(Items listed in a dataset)
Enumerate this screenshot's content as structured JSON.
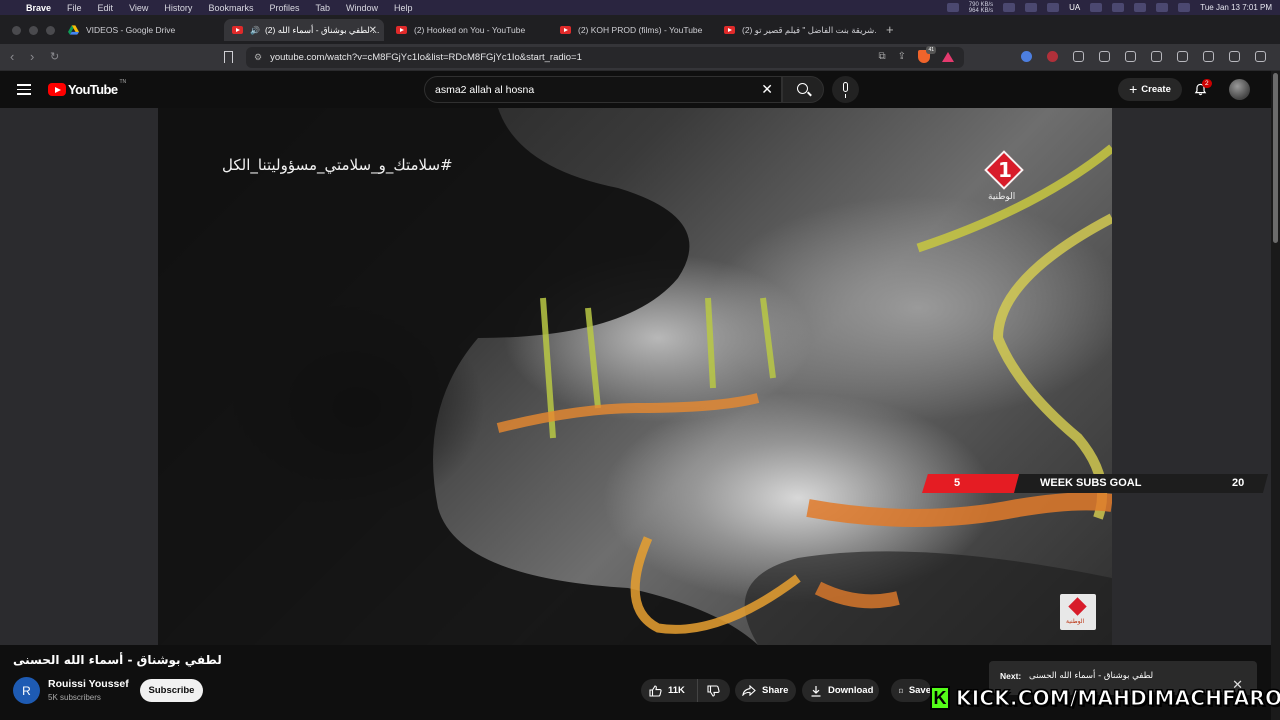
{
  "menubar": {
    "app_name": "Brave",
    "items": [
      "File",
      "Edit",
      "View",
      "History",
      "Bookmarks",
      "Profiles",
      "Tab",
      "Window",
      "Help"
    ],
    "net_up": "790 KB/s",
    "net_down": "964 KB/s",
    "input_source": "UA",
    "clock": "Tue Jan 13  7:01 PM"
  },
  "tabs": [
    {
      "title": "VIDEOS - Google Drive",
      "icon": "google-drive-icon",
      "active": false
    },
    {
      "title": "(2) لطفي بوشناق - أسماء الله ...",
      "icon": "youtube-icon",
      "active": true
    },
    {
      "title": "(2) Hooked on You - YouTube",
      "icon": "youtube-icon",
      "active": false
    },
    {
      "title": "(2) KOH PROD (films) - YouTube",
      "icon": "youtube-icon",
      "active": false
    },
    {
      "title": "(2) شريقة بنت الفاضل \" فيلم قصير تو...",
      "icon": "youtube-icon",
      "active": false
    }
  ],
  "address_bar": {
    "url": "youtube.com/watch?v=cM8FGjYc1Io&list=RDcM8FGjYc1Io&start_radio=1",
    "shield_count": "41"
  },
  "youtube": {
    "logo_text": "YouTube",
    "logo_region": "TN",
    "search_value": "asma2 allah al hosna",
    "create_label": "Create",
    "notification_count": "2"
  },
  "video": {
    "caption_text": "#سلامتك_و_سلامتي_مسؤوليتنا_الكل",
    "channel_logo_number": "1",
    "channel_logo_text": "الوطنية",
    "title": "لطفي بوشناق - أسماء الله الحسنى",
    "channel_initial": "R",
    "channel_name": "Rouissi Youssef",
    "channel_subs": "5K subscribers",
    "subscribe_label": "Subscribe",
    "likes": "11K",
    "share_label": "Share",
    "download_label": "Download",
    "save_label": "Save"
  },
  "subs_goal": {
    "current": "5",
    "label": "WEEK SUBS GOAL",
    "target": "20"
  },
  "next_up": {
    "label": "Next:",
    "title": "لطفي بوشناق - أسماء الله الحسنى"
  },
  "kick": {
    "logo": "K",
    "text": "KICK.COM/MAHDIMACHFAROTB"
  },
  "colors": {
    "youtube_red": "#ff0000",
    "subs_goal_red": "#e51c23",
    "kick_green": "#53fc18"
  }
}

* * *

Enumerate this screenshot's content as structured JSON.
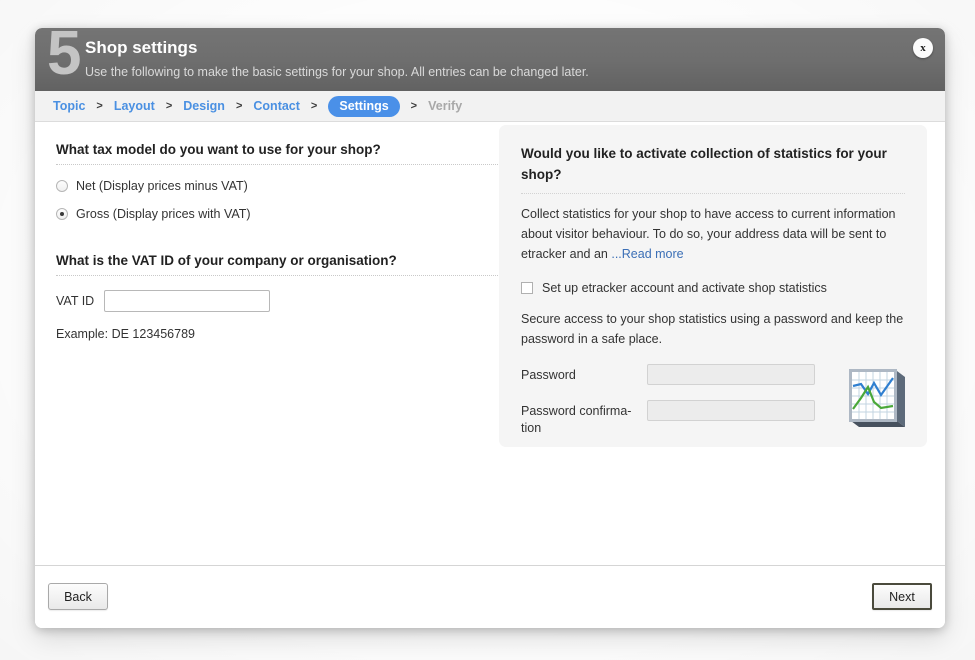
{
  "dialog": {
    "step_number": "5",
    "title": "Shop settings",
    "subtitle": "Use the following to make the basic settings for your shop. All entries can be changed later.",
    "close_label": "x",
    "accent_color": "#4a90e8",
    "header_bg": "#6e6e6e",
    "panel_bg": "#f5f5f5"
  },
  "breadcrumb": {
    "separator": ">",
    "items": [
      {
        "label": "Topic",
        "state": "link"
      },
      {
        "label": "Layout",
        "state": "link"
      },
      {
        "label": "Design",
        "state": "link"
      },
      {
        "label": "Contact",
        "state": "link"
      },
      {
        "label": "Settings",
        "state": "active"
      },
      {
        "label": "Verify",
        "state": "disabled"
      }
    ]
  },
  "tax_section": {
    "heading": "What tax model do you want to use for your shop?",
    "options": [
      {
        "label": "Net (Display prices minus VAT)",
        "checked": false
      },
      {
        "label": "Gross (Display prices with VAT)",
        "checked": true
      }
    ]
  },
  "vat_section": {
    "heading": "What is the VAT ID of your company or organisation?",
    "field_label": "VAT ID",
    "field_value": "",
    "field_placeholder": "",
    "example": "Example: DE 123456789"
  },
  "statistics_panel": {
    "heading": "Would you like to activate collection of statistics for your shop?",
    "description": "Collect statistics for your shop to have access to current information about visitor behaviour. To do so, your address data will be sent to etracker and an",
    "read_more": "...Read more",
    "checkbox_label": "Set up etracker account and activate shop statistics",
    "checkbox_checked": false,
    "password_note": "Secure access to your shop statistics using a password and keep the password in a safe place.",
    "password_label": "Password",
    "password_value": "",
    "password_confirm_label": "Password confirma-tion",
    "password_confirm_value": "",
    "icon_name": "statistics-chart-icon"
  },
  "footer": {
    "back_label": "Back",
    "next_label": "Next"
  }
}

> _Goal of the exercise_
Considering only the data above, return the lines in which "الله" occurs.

> _Answer area_
      "title": "(2) لطفي بوشناق - أسماء الله ...",
    "title": "لطفي بوشناق - أسماء الله الحسنى",
    "title": "لطفي بوشناق - أسماء الله الحسنى"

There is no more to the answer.